The immediate response in the UK to the referendum result was political chaos and an implosion of effective government and opposition. However, after the earthquake, a new government was quickly formed under Prime Minster Theresa May and a quieter period lies ahead while parliament and the country starts the process of understanding what has taken place, what has stood firm and what needs to be done to rebuild relationships within a re-constructed European settlement.
How the situation will play out is a matter of politics more than law. The EU treaties set out a mechanism (known as Article 50 of the Treaty of the European Union (also known as The Lisbon Treaty) whereby a Member State can indicate its intention to leave and, following that, there must be a negotiation of exit arrangements and the terms of a future relationship (see further below). It is for the British government to invoke this article and, until that is done and exit arrangements are finalised, the UK remains a full member of the EU with all concomitant rights and obligations and subject to the jurisdiction of the Court of Justice of the European Union. The European Communities Act 1972, which gives domestic legal effect to the UK’s membership of the EU, including giving EU law precedence over UK law in the UK courts, remains in force. Significantly, the UK will have to continue to implement in full all EU law with no ability to cherry pick.

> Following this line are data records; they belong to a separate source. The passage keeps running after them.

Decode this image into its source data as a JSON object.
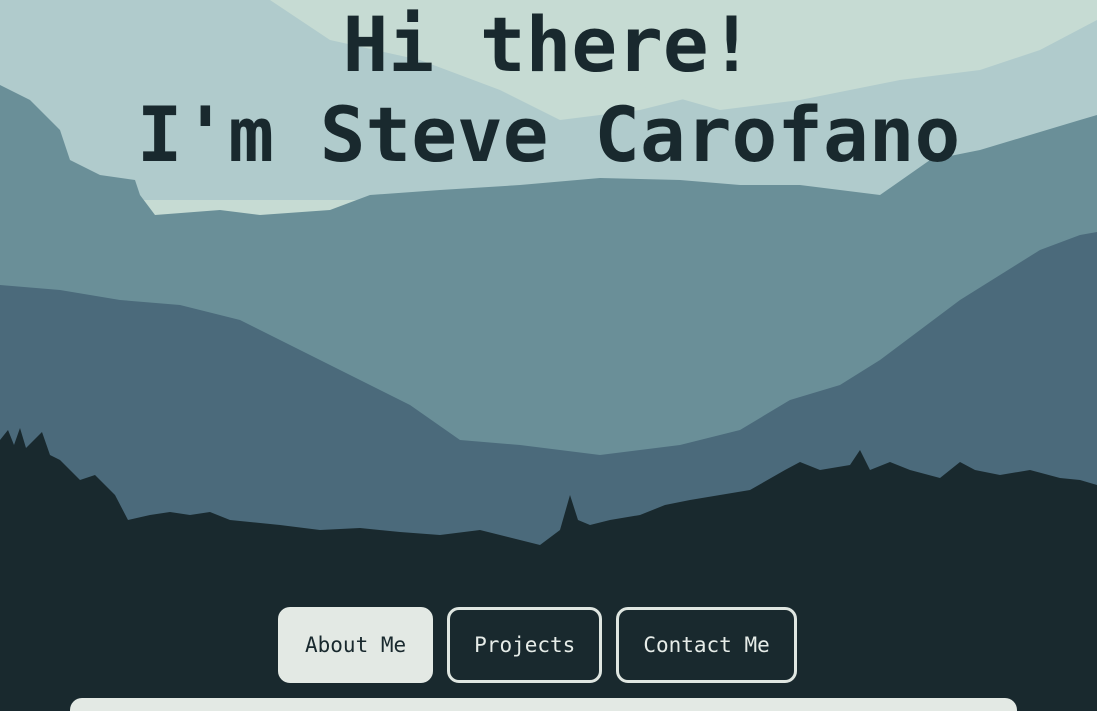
{
  "hero": {
    "line1": "Hi there!",
    "line2": "I'm Steve Carofano"
  },
  "nav": {
    "about_label": "About Me",
    "projects_label": "Projects",
    "contact_label": "Contact Me",
    "active": "About Me"
  },
  "colors": {
    "sky": "#c6dbd3",
    "far_hills": "#b0cbcc",
    "mid_hills": "#6a8f98",
    "near_hills": "#4b6a7b",
    "forest": "#19292e",
    "accent_light": "#e3e9e4"
  },
  "scene": {
    "background": "mountain-landscape-illustration"
  }
}
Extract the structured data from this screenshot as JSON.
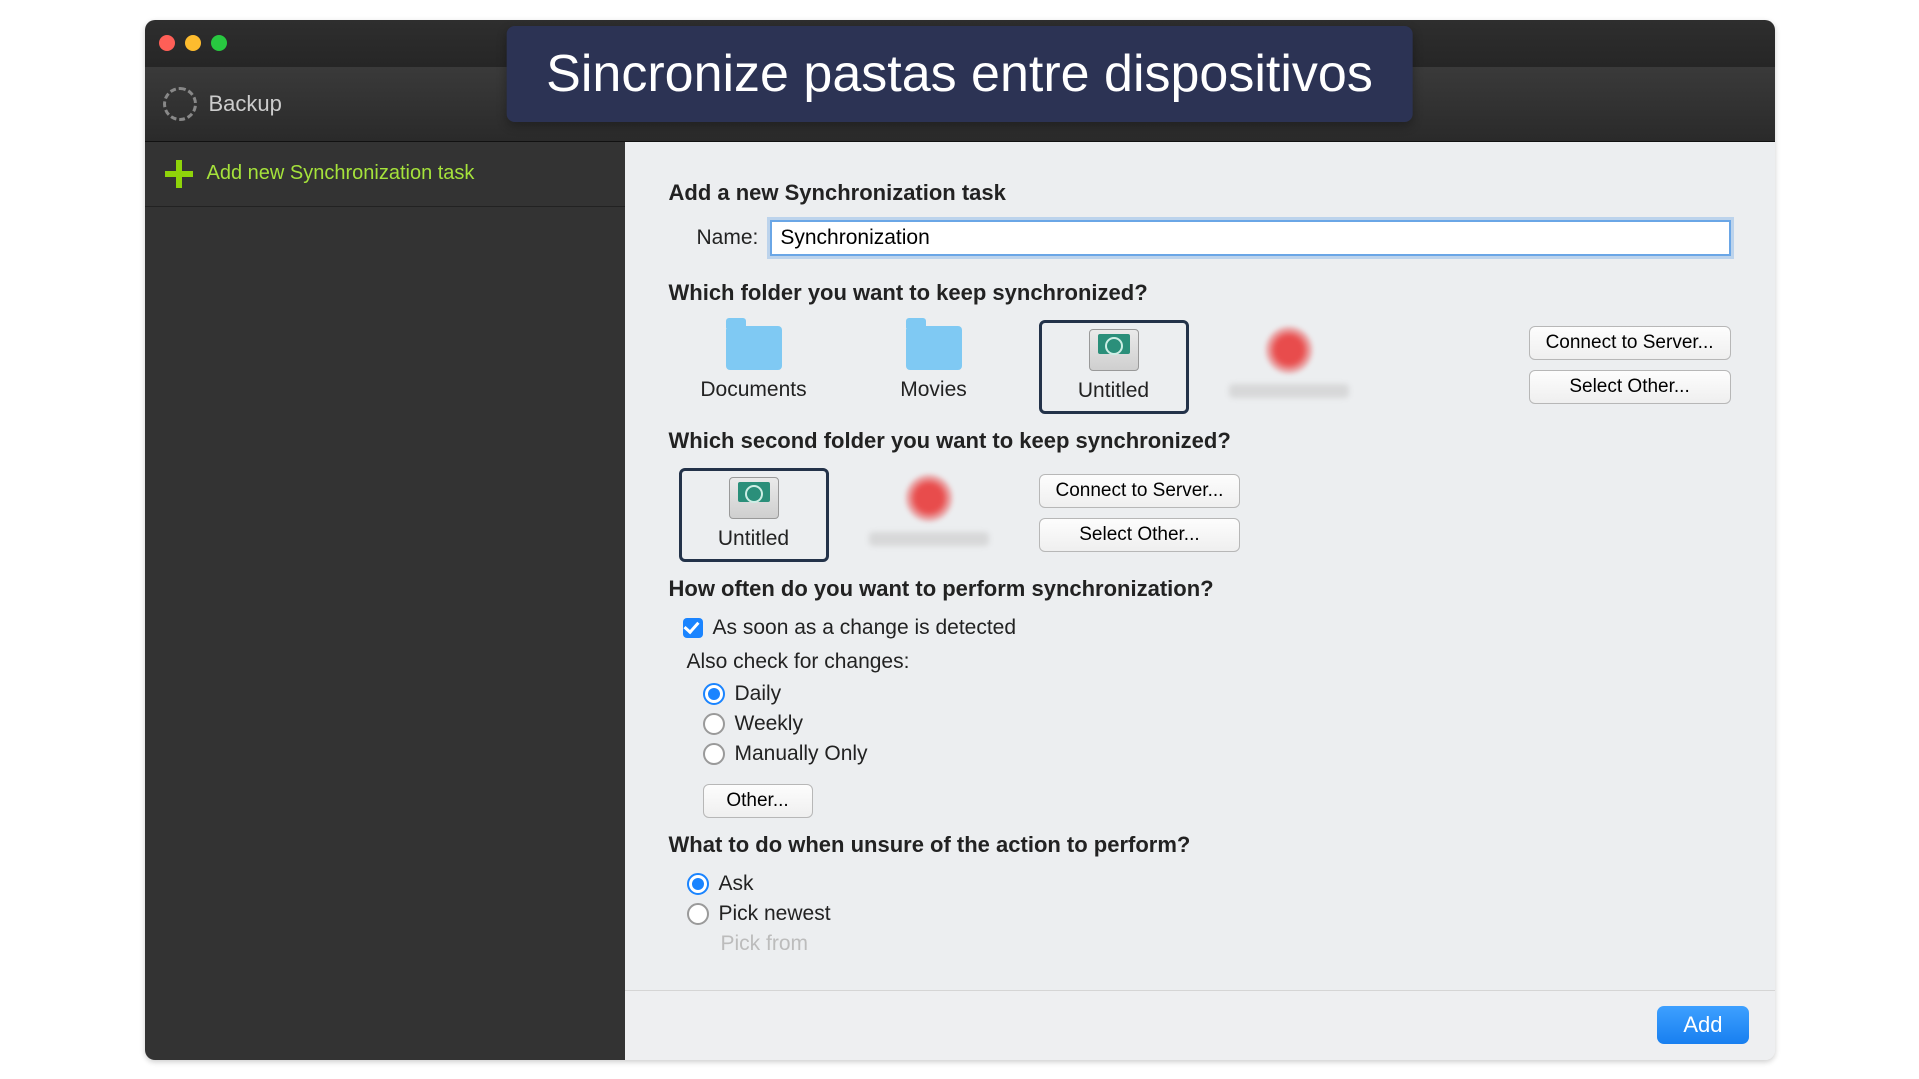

Article 50 provides that “Any Member State may decide to withdraw from the Union in accordance with its own constitutional requirements.”
In theory the outcome of the referendum does not bind the government. Having regard to the political climate, however, the resignation announcement on 24 June of David Cameron as Prime Minister and the statements of the incoming Prime Minister, it seems clear that the UK will serve notice to leave the EU. Mr Cameron said:
“The will of the British people is an instruction that must be delivered“.
Article 50 requires a departing Member State to serve notice on the European Council of its intention to exit the Union and then the Union shall negotiate a withdrawal agreement with the departing Member State (the “Withdrawal Agreement”) and a new relationship.
Assuming the UK government does then serve notice on the European Council, the treaties of the European Union will cease to be applicable to the UK from the date of the Withdrawal Agreement or, failing that, within two years of the notification unless we and the Council both agree to extend this period.
What is likely to be covered by the Withdrawal Agreement?
The scope of the Withdrawal Agreement can be as broad or as narrow as the negotiators choose. Some argue that it should be narrow and cover the mechanics of withdrawal and any transition period only, leaving the terms of our future relationship with the EU to be the subject of a separate agreement. Others argue that the Withdrawal Agreement could be much broader because of the words “taking account of the framework for [our] future relationship with the Union”. There are different possible models for the UK’s future relationship with the EU (please see ‘Possible post-Brexit models for engaging with the EU’). However, should the UK seek to re-join the EU, it would be subject to the same conditions as any other applicant country and, notably, would have lost its hard-negotiated carve outs from matters such as monetary union.
Note that, whatever the terms of the Withdrawal Agreement, it will have to be compatible with the EU Treaties so it will be subject to adjudication by the European Court of Justice.
The UK government in its report “The process from withdrawing from the European Union” looked at the key issues that would need to be addressed by the withdrawal agreement and the list of issues includes the following:
(i) unspent EU funds due to UK regions and farmers;
(ii) cross-border security arrangements, including access to EU databases;
(iii) co-operation on foreign policy, including sanctions;
(iv) transfer of regulatory responsibilities;
(v) arrangements for contracts drawn up in accordance with EU law;